*** Begin section ***
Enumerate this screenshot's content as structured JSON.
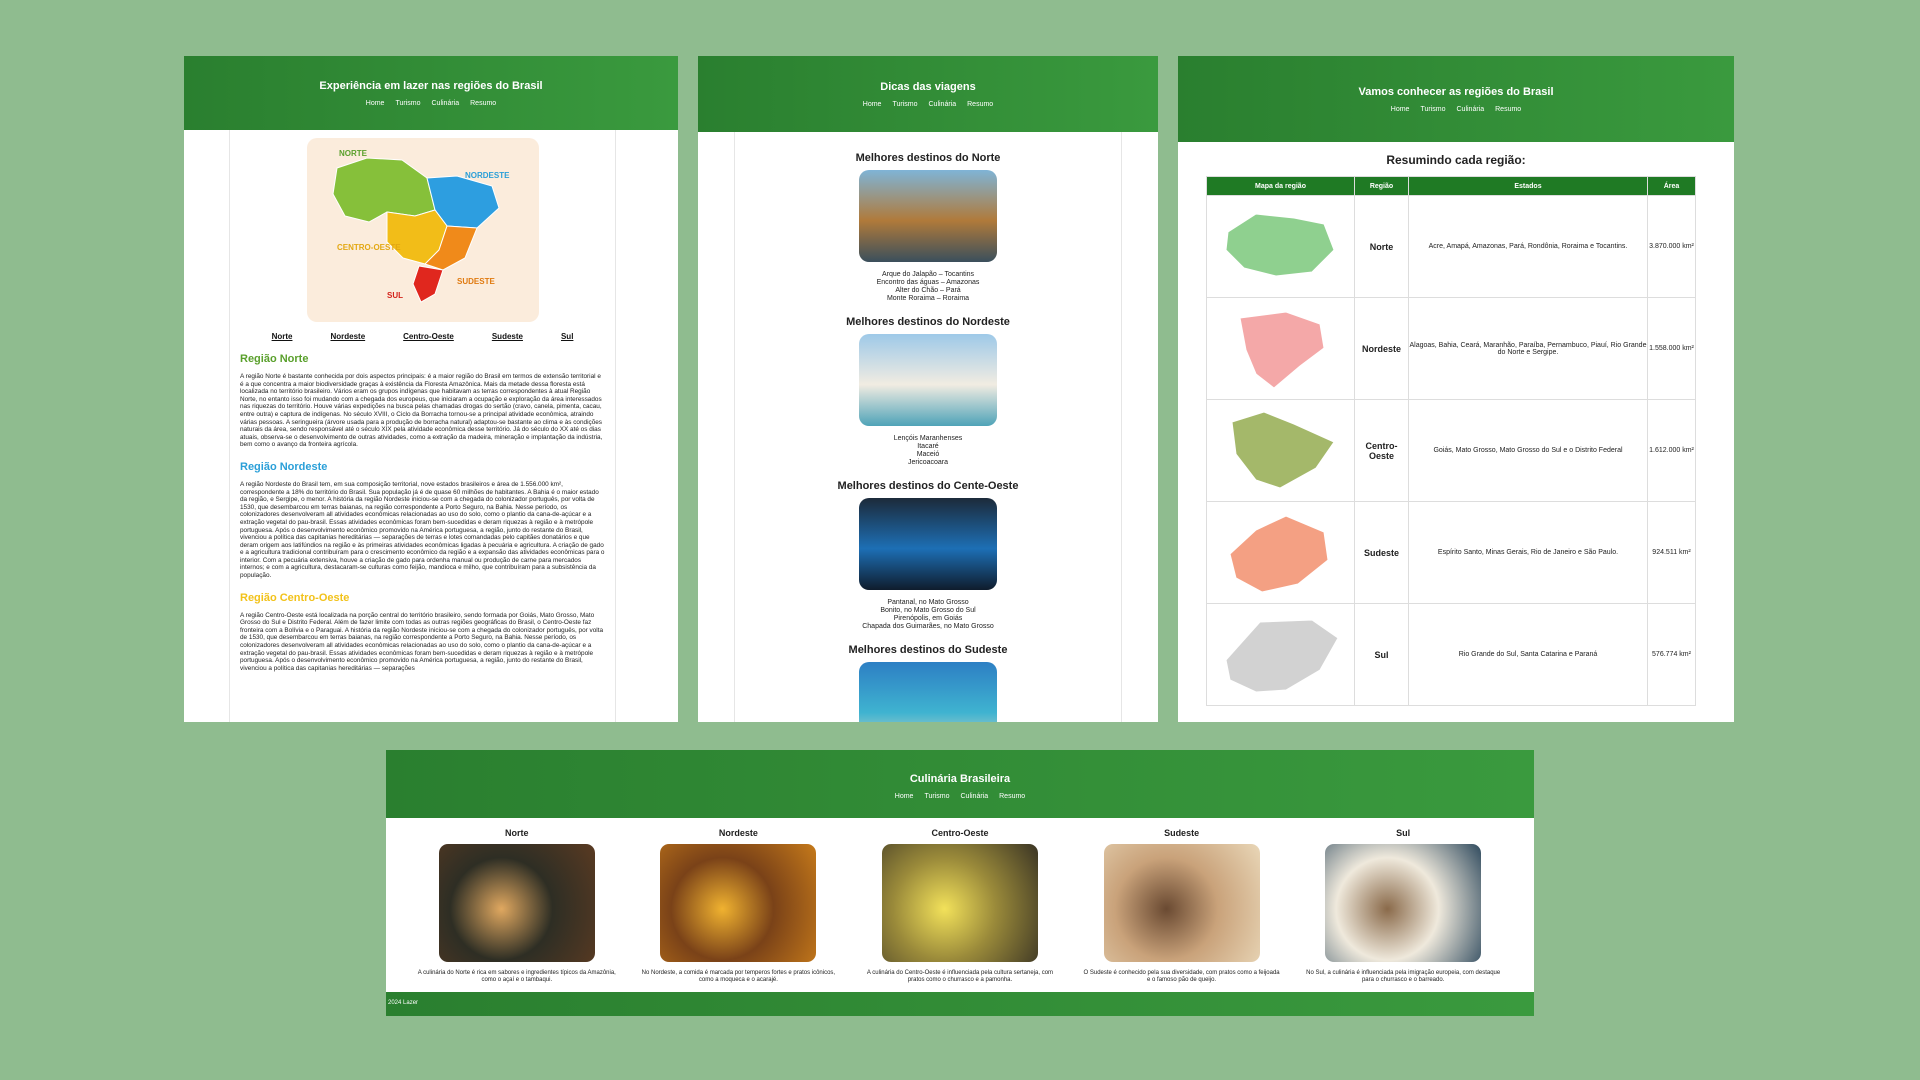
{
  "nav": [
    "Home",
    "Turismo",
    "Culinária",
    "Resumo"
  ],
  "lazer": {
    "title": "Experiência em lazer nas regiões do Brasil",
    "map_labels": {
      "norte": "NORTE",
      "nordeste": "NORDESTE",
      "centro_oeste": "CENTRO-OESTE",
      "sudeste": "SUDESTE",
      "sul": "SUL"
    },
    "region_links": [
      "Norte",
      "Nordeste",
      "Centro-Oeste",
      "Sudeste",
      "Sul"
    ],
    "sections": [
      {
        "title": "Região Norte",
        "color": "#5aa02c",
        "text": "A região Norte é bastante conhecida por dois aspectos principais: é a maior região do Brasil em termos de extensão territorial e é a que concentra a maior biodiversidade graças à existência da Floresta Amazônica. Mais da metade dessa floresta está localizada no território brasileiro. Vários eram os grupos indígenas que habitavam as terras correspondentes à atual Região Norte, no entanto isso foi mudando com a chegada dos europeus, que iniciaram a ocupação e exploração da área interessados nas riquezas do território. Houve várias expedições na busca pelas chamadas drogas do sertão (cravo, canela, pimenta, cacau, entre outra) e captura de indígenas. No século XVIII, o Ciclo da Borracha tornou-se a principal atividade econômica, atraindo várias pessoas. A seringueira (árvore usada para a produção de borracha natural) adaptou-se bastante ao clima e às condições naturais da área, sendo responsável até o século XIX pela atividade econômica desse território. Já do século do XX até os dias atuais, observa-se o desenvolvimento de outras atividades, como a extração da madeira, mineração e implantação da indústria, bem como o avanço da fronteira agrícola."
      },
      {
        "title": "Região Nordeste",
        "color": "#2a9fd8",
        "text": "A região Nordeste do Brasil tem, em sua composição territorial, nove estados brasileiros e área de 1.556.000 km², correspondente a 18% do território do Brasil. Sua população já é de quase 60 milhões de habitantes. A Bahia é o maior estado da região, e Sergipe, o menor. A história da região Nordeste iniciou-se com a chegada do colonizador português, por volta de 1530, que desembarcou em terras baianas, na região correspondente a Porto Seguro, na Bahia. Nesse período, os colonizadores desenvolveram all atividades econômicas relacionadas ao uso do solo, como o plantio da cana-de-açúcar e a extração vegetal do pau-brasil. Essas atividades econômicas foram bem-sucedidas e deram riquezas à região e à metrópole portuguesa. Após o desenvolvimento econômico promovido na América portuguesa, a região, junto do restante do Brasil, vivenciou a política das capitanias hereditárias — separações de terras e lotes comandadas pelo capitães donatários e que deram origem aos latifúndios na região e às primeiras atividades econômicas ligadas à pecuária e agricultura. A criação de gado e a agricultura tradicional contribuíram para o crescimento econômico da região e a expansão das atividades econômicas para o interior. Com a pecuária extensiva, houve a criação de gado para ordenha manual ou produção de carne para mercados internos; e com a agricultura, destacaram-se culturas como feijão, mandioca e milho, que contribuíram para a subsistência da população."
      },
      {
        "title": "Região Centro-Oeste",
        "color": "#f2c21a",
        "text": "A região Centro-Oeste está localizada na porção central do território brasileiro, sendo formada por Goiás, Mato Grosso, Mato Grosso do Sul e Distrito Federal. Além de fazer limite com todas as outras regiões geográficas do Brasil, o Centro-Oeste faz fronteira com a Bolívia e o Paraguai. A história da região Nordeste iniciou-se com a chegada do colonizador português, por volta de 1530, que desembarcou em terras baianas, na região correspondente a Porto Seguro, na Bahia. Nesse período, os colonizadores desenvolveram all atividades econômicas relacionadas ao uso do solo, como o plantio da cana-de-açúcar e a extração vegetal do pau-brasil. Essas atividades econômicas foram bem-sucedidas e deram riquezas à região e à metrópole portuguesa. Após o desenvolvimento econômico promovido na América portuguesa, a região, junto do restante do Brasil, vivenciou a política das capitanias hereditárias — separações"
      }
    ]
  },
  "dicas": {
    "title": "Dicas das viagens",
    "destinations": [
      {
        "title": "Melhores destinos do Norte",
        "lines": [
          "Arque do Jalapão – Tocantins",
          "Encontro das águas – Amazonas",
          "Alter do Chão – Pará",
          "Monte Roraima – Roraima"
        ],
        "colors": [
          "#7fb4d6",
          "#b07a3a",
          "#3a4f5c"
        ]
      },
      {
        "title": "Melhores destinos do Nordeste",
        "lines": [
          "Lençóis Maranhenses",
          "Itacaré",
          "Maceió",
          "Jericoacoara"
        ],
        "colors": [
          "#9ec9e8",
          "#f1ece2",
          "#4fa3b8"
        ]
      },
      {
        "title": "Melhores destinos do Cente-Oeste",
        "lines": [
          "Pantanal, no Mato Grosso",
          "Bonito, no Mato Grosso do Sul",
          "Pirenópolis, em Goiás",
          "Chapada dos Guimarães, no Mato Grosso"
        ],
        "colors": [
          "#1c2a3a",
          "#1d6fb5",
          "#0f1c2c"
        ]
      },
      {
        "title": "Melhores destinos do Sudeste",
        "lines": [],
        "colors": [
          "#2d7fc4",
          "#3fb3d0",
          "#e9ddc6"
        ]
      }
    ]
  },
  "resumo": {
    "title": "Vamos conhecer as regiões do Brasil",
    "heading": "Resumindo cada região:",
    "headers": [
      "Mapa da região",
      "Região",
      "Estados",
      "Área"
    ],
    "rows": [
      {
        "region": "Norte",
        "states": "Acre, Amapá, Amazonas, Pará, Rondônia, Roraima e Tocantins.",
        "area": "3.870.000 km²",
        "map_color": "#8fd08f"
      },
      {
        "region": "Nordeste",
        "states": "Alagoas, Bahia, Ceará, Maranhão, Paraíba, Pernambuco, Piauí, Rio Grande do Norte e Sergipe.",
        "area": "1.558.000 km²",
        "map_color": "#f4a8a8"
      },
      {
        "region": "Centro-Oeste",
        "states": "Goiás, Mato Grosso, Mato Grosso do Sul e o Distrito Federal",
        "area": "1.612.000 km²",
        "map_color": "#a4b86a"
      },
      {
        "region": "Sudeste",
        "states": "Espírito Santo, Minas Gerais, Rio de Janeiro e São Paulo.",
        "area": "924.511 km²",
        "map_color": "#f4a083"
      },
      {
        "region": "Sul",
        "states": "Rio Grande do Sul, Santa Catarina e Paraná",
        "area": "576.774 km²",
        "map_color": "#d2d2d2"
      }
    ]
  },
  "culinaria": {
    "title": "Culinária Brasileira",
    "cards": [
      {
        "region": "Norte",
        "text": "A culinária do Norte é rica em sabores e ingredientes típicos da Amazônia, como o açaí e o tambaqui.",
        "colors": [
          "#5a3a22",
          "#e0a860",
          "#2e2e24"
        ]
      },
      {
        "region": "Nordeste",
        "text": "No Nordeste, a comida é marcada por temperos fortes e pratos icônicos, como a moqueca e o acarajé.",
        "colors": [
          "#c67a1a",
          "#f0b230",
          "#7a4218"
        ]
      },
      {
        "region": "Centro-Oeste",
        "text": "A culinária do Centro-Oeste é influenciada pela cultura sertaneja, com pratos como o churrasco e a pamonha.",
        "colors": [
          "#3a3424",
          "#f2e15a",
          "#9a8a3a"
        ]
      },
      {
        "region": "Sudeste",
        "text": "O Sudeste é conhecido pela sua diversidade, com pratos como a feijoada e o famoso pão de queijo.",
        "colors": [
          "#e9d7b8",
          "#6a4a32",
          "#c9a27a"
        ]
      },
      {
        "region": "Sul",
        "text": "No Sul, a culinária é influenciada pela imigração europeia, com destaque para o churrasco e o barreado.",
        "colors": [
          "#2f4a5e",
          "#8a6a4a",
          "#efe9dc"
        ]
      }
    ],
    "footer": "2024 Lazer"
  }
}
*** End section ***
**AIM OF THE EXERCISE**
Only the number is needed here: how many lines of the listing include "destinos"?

**EXERCISE OUTPUT**
4